There are other ways of differentiating a building. Even on the higher rental value buildings, there is always room for a little “quirkiness”. Interesting detail grabs occupiers’ attention and plants the building firmly in the positive memory bank, whilst unimaginative designs are quickly forgotten. When tenants are viewing dozens of options, product differentiation is critical. Good examples include Bruntwood’s Roof Garden at Blackfriars House, the exhibition space at 52 Princess Street and the swings in the reception of 54 Princess Street. It doesn’t have to be in the refurbishment design itself. Having the right person on the front desk makes all the difference. A polite, professional and welcoming Concierge is far better than a bored, grumpy security guard!
Those landlords who give the market what it wants will reap the rewards. It is not necessarily a case of spending more money on refurbishment – rather spending it in the right areas to create the right effect. Many landlords still work on the outdated model of spending as little as possible on refurbishment, whilst trying to get the maximum rent possible. On many occasions, these sums just don’t add up.
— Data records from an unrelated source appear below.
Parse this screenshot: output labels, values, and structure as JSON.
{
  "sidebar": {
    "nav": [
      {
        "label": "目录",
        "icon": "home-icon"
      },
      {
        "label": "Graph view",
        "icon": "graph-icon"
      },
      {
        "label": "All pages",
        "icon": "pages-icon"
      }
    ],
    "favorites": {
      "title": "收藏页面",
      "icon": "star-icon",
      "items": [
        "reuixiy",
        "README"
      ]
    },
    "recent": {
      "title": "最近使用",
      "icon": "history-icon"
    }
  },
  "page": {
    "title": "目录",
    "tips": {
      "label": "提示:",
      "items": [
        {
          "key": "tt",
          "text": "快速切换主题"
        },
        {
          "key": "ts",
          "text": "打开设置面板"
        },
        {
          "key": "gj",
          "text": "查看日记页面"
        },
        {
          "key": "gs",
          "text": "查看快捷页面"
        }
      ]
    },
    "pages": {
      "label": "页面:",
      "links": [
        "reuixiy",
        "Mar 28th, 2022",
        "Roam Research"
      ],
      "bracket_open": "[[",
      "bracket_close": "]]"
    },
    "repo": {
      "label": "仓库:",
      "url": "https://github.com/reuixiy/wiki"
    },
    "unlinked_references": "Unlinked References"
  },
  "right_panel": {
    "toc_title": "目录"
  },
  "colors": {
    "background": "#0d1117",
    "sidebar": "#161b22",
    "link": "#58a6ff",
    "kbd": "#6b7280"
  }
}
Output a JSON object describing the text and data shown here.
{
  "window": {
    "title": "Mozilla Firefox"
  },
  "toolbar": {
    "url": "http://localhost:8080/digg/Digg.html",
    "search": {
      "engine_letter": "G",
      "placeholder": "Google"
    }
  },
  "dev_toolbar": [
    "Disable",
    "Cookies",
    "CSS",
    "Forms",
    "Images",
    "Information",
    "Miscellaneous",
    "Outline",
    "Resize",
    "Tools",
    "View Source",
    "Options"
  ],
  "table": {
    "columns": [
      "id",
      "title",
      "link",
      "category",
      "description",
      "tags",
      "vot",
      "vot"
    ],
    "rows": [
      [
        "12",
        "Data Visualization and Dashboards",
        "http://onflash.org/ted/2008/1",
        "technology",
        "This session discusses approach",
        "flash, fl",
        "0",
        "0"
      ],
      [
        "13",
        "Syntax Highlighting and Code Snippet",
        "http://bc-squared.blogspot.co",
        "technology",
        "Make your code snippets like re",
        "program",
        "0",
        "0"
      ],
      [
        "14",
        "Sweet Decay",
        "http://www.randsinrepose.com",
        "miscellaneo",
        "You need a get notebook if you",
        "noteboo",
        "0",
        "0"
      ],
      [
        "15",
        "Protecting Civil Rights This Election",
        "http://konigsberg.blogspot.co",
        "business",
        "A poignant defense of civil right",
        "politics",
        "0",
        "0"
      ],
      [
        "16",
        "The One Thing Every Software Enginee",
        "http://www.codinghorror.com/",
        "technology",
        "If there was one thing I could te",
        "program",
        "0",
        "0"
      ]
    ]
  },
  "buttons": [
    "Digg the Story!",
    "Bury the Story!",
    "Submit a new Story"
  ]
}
The office market is strengthening and the opportunity now exists for smart landlords to capitalise.